It’s unfair of me to combine reviews of Olaf Stapledon’s fraternal twin opuses, Last and First Men: A Story of the Near and Far Future (1930) and Star Maker (1937), both of which are distinct and singular fictional pieces, yet the vast scope of both novels has dazed me in such a way that all I can really do is think of them as a pair, a pair which I think of fondly, reflect upon regularly, and recommend heartily. Their metaphysical and conceptual grandeur is so significant, I am more than a bit mystified in the review department. Is there anything fresh to say after 80 publication years, two billion future history years, and one star maker mind meld? Continue reading
Normally, I spend my lunch hours trying to not drip salad dressing on my keyboard, but this year, I promised myself I would interrupt my daily toil to close my office door and read during my lunch hour every day. No email, no clients, no spreadsheets.
(Excuse me while I snicker at my silly January 2015 self.)
That maybe happened like three times. Damn you, capitalist work guilt, which doesn’t even make sense because I am a public servant, but I just can’t close my door to read a book because people might need me. I just can’t.
I’ve gotten a little bit better about taking my lunch hour this fall, which requires physically leaving the premises, but the truth is, I’m just not very good at, nor am I motivated to, read short fiction. I know it doesn’t make sense, but it takes a long time for my wacky attention span to focus on a book. Short fiction doesn’t provide for that kind of luxury, and a lunch hour of ducking the dreaded “what are you reading?” question doesn’t help.
Anyway, I got through a small number of short fiction collections this year. Here they are, in the order in which I read them:
Shorts about Shorts! Continue reading

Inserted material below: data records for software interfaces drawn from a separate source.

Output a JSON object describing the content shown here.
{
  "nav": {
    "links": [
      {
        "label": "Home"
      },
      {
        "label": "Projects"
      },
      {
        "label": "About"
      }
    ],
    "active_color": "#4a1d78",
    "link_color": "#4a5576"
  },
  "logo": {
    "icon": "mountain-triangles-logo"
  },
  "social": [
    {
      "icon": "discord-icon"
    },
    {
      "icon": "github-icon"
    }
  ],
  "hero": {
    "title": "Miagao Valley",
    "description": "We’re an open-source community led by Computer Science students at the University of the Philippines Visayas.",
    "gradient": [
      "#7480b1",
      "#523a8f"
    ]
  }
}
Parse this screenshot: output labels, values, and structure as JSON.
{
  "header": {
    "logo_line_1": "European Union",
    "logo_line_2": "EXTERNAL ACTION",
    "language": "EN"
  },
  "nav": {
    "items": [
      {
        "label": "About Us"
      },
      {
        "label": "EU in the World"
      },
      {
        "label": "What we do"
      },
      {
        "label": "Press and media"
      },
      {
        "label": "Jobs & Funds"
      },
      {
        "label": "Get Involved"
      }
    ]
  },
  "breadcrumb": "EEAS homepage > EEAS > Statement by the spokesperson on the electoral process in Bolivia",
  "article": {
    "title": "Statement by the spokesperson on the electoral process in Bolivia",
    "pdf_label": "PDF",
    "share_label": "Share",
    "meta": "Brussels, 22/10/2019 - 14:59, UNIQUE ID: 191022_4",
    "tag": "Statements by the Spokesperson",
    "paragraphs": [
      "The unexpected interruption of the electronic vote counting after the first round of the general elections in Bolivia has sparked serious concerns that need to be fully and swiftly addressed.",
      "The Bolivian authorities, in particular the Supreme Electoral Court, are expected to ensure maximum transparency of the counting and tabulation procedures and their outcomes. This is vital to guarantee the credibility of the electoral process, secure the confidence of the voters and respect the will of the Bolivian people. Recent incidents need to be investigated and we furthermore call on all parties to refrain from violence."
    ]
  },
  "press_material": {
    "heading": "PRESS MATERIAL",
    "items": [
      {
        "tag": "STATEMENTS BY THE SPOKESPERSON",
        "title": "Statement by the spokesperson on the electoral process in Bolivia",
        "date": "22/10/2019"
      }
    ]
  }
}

A coming of age tale set a few hundred years after a nuclear catastrophe in post-Holocaust U.S., Edgar Pangborn’s 1964 Davy envisions an East Coast of ruined states (Connicut, Penn, Katskill), populated by suspicious villagers, roving caravans, and defected soldiers. Styled as a memoir, Davy, in his early adulthood, recounts life, love, and loss as he shucks his indentured servitude for a life of adventure, while his adulthood friends punctuate the narrative with occasional corrective, albeit sometimes annoying, footnotes.* Continue reading